A very stubborn area of high pressure is parked in the southeastern U.S. And it won't budge! That high pressure is blocking a front from moving eastward. The front has now stalled over the central U.S. There is plenty of moisture surging northward from the Gulf of Mexico. Where the front and the moisture interact, the result is rain, Lots of Rain!
Look at the next four graphics below. The front is aligned along an axis from the southwest to the northeast. Over the next few days, the front may wobble a little bit, but it basically stays in the same place until Tuesday! The rain will continue to fall over some of the very same areas, on and off, for the next four days. This could lead to some pretty impressive rain totals.
Look closely at the graphic above. It represents rain totals through Tuesday night. The white shaded areas indicate cumulative rainfall totals of more than 6 inches of rain. West Texas, western Oklahoma, and Kansas could see the most amount of rain over the next four days. Hopefully, the rain will be spread out over enough time that flooding won't happen. However, isolated flooding is certainly a possibility. The Excessive Rainfall Outlook below shows a corridor of heavy rain from west Texas, all the way into portions of Minnesota and Wisconsin.
There's a lot of energy with this system. So severe weather will also be possible along the frontal zone. Storms will be capable of producing high winds in excess of 58 mph. Damaging hail, an inch in diameter or larger, will also be a threat with some of the thunderstorms. And along with the soaking rain, the severe weather threats will continue in some of the same areas for the next four days! The afternoons and early evenings have the highest risk of severe storms.
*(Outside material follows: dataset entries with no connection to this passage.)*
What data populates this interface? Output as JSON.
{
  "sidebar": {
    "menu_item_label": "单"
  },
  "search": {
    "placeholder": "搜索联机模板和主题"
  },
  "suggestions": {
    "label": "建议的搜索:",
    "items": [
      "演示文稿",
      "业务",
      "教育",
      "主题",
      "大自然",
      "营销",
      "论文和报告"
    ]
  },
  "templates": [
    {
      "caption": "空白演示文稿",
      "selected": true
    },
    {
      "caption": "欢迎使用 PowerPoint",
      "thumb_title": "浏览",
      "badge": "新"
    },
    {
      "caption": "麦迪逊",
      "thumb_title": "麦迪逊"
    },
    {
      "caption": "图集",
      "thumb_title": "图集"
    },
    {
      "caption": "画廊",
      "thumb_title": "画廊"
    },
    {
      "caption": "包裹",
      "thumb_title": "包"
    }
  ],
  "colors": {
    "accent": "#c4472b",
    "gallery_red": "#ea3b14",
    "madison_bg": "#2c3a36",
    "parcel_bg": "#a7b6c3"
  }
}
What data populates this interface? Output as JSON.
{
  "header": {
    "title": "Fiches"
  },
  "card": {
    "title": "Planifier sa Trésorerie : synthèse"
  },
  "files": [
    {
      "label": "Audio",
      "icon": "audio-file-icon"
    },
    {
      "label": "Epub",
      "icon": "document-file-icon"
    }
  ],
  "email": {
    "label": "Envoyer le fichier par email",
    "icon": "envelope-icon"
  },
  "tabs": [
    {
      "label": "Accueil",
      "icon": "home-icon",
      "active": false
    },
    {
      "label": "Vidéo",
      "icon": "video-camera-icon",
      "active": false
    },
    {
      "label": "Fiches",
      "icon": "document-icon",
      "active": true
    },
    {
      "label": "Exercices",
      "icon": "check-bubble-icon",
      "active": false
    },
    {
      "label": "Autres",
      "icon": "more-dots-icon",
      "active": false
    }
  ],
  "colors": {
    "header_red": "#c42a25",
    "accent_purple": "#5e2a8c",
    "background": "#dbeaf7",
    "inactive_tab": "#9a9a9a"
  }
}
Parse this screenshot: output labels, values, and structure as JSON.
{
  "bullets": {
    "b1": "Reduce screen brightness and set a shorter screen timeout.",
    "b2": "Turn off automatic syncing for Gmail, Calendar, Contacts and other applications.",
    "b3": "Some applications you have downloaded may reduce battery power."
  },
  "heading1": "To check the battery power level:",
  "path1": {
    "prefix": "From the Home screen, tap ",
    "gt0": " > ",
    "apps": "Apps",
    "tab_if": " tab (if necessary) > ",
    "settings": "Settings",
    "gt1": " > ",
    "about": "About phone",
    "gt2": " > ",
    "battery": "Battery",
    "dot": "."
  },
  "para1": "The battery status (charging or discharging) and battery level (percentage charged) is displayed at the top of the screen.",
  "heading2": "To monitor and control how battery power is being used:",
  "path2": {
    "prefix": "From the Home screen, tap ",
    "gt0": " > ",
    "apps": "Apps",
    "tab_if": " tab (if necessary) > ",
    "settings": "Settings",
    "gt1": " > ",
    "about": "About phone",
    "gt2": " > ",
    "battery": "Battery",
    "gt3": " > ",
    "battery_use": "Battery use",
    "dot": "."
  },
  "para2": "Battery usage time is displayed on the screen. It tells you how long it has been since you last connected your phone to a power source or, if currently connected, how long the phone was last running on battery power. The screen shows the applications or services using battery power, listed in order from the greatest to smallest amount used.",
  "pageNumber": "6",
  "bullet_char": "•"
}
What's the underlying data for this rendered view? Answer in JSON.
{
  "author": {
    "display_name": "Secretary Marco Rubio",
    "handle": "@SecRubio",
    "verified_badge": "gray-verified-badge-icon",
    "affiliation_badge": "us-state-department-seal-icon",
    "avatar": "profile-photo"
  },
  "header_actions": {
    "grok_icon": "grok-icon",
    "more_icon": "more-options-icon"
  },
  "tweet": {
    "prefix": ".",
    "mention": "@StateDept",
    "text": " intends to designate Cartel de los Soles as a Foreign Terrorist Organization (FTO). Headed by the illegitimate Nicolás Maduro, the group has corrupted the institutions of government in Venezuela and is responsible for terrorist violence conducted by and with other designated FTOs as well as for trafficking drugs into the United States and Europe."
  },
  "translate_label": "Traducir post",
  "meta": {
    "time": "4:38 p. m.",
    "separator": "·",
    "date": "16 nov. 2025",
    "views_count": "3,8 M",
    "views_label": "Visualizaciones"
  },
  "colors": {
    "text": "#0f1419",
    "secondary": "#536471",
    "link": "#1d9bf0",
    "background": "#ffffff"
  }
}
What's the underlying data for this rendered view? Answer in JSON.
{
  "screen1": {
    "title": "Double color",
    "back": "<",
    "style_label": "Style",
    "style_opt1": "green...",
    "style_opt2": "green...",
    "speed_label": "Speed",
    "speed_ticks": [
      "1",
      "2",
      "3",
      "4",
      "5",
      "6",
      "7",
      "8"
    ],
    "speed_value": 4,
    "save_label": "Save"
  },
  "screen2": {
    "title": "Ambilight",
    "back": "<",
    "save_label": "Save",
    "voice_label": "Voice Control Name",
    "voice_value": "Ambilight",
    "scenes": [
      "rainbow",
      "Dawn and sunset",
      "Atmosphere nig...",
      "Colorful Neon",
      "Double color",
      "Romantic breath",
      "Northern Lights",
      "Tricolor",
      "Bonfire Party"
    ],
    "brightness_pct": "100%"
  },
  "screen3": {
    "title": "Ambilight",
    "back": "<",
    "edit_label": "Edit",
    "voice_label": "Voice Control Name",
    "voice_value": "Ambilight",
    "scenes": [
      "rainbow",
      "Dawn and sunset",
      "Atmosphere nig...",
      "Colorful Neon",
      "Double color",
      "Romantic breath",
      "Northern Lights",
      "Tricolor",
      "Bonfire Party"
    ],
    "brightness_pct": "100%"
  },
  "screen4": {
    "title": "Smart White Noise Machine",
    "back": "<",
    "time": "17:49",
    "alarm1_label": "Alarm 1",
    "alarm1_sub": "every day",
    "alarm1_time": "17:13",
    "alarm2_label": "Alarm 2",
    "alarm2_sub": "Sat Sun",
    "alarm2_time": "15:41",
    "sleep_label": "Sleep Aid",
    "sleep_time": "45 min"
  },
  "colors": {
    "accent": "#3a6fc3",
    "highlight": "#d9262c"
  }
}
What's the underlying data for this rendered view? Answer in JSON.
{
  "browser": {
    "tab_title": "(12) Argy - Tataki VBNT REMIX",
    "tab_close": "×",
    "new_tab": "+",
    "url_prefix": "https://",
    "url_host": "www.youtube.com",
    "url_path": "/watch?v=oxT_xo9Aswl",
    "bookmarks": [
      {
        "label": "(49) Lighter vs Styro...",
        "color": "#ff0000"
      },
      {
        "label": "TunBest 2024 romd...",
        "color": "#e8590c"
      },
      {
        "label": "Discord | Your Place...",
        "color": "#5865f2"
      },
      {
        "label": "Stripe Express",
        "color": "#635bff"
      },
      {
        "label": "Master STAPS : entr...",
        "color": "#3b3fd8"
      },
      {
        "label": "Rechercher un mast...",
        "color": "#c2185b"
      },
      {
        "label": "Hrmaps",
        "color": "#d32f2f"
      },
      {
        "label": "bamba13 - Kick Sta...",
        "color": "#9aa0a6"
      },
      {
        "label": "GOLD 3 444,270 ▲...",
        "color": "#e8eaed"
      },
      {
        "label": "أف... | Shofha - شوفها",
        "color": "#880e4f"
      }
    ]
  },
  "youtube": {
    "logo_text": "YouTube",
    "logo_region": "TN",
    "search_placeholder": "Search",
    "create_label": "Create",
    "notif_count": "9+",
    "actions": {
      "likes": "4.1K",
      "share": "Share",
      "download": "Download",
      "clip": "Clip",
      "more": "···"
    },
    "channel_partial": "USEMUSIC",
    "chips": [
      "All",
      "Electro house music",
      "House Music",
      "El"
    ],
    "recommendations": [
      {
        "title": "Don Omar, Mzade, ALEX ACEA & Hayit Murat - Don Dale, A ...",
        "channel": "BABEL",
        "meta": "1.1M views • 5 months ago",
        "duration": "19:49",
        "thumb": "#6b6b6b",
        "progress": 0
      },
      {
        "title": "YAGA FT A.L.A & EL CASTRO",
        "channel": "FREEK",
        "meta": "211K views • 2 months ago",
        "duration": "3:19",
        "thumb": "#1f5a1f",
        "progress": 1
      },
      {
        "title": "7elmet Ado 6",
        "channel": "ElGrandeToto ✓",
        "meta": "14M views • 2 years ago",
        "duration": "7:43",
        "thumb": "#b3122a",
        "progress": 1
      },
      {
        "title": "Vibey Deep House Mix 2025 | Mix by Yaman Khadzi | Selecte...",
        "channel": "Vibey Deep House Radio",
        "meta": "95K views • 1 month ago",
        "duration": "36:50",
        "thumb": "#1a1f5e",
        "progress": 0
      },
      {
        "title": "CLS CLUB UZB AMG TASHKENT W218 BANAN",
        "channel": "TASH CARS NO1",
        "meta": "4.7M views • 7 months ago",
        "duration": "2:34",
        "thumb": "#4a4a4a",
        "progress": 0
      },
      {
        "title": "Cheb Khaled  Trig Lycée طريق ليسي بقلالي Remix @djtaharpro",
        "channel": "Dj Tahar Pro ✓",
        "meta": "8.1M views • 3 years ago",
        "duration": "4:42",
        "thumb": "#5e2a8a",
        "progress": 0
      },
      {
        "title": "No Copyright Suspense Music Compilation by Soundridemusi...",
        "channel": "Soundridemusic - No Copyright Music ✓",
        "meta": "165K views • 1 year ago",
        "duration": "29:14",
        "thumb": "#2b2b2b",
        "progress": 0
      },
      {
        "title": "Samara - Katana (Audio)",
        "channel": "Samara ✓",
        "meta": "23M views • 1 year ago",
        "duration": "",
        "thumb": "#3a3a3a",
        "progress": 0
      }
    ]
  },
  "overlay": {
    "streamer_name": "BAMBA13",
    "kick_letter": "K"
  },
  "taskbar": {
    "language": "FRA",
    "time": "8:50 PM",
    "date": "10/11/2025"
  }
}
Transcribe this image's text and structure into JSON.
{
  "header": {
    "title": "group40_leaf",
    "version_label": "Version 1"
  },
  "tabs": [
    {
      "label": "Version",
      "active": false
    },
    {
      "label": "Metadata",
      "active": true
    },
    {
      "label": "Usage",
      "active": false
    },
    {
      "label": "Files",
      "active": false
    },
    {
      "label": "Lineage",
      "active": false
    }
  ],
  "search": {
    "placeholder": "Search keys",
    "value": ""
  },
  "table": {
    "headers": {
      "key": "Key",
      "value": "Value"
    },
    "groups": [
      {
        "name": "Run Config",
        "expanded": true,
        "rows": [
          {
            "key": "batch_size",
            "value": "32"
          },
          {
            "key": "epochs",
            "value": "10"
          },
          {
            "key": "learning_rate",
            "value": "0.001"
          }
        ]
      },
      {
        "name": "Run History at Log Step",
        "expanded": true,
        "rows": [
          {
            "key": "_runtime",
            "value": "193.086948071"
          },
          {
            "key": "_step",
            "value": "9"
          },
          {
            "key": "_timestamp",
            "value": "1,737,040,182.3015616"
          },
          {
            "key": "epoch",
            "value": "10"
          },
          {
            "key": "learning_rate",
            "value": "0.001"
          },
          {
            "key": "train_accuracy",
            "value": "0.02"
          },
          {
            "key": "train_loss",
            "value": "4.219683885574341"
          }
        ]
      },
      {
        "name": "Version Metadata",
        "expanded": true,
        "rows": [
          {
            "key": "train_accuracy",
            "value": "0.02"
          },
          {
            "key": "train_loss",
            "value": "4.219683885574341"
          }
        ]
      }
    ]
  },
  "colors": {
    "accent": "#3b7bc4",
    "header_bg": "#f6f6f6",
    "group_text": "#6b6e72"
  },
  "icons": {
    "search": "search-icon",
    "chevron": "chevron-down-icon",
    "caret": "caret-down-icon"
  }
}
By Wednesday, the blocking high will start breaking down, and the front will begin sliding off to the east. This will end the cycle of soaking rain and severe thunderstorms over the same areas. But until then, if you're in the central U.S., hang in there. The next few days could be a rather soggy, and at times, bumpy ride.
For WeatherNation: Meteorologist Matt Monroe